— Problem statement —
Among the entries below, how many lines contain the string "icon"? Only the number is wanted.

— Items from an interface collection —
*** Begin section ***

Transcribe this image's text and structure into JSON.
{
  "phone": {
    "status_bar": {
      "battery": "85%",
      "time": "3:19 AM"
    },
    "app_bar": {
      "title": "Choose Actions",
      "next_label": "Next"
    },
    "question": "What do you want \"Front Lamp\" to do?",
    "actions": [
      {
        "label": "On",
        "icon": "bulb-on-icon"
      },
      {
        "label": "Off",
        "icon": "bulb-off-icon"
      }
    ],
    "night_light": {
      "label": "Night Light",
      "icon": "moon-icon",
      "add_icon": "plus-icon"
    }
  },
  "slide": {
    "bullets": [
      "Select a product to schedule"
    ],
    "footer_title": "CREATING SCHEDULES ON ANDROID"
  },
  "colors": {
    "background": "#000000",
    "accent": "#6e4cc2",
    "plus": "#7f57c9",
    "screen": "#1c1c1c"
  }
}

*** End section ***

— Your solution —
4